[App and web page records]
==============================
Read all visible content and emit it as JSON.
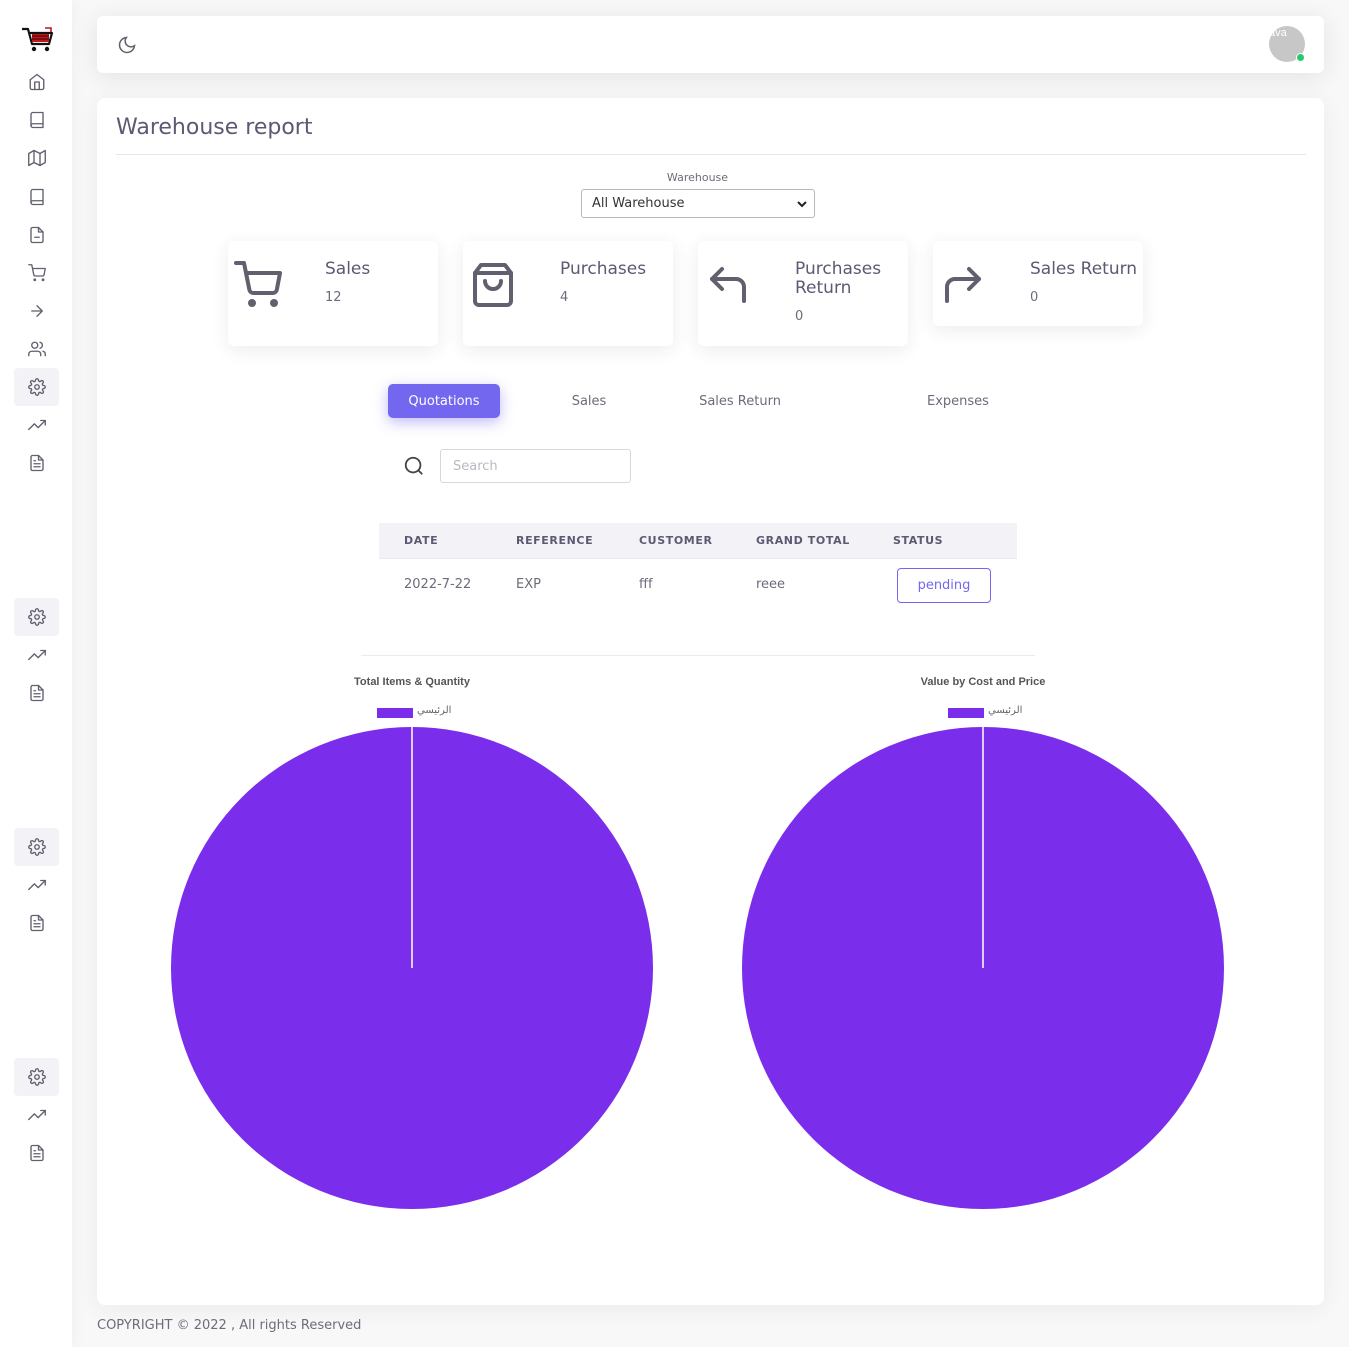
{
  "sidebar": {
    "logo": "cart-logo-icon",
    "icons": [
      "home-icon",
      "book-icon",
      "map-icon",
      "book-icon",
      "file-icon",
      "cart-icon",
      "arrow-right-icon",
      "users-icon",
      "settings-icon",
      "trending-up-icon",
      "file-text-icon"
    ]
  },
  "header": {
    "theme_icon": "moon-icon",
    "avatar_alt": "ava"
  },
  "page": {
    "title": "Warehouse report",
    "warehouse_label": "Warehouse",
    "warehouse_selected": "All Warehouse"
  },
  "stats": [
    {
      "label": "Sales",
      "value": "12",
      "icon": "cart-icon"
    },
    {
      "label": "Purchases",
      "value": "4",
      "icon": "shopping-bag-icon"
    },
    {
      "label": "Purchases Return",
      "value": "0",
      "icon": "corner-up-left-icon"
    },
    {
      "label": "Sales Return",
      "value": "0",
      "icon": "corner-up-right-icon"
    }
  ],
  "tabs": [
    {
      "label": "Quotations",
      "active": true
    },
    {
      "label": "Sales",
      "active": false
    },
    {
      "label": "Sales Return",
      "active": false
    },
    {
      "label": "Expenses",
      "active": false
    }
  ],
  "search": {
    "placeholder": "Search"
  },
  "table": {
    "headers": [
      "DATE",
      "REFERENCE",
      "CUSTOMER",
      "GRAND TOTAL",
      "STATUS"
    ],
    "rows": [
      {
        "date": "2022-7-22",
        "reference": "EXP",
        "customer": "fff",
        "grand_total": "reee",
        "status": "pending"
      }
    ]
  },
  "chart_data": [
    {
      "type": "pie",
      "title": "Total Items & Quantity",
      "legend": [
        "الرئيسي"
      ],
      "values": [
        1
      ],
      "colors": [
        "#7a2eec"
      ]
    },
    {
      "type": "pie",
      "title": "Value by Cost and Price",
      "legend": [
        "الرئيسي"
      ],
      "values": [
        1
      ],
      "colors": [
        "#7a2eec"
      ]
    }
  ],
  "footer": {
    "copyright": "COPYRIGHT © 2022 , All rights Reserved"
  }
}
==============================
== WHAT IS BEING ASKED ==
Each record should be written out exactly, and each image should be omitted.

== RESPONSE TO THE EXERCISE ==
Read all visible content and emit it as JSON.
{
  "sidebar": {
    "logo": "cart-logo-icon",
    "icons": [
      "home-icon",
      "book-icon",
      "map-icon",
      "book-icon",
      "file-icon",
      "cart-icon",
      "arrow-right-icon",
      "users-icon",
      "settings-icon",
      "trending-up-icon",
      "file-text-icon"
    ]
  },
  "header": {
    "theme_icon": "moon-icon",
    "avatar_alt": "ava"
  },
  "page": {
    "title": "Warehouse report",
    "warehouse_label": "Warehouse",
    "warehouse_selected": "All Warehouse"
  },
  "stats": [
    {
      "label": "Sales",
      "value": "12",
      "icon": "cart-icon"
    },
    {
      "label": "Purchases",
      "value": "4",
      "icon": "shopping-bag-icon"
    },
    {
      "label": "Purchases Return",
      "value": "0",
      "icon": "corner-up-left-icon"
    },
    {
      "label": "Sales Return",
      "value": "0",
      "icon": "corner-up-right-icon"
    }
  ],
  "tabs": [
    {
      "label": "Quotations",
      "active": true
    },
    {
      "label": "Sales",
      "active": false
    },
    {
      "label": "Sales Return",
      "active": false
    },
    {
      "label": "Expenses",
      "active": false
    }
  ],
  "search": {
    "placeholder": "Search"
  },
  "table": {
    "headers": [
      "DATE",
      "REFERENCE",
      "CUSTOMER",
      "GRAND TOTAL",
      "STATUS"
    ],
    "rows": [
      {
        "date": "2022-7-22",
        "reference": "EXP",
        "customer": "fff",
        "grand_total": "reee",
        "status": "pending"
      }
    ]
  },
  "chart_data": [
    {
      "type": "pie",
      "title": "Total Items & Quantity",
      "legend": [
        "الرئيسي"
      ],
      "values": [
        1
      ],
      "colors": [
        "#7a2eec"
      ]
    },
    {
      "type": "pie",
      "title": "Value by Cost and Price",
      "legend": [
        "الرئيسي"
      ],
      "values": [
        1
      ],
      "colors": [
        "#7a2eec"
      ]
    }
  ],
  "footer": {
    "copyright": "COPYRIGHT © 2022 , All rights Reserved"
  }
}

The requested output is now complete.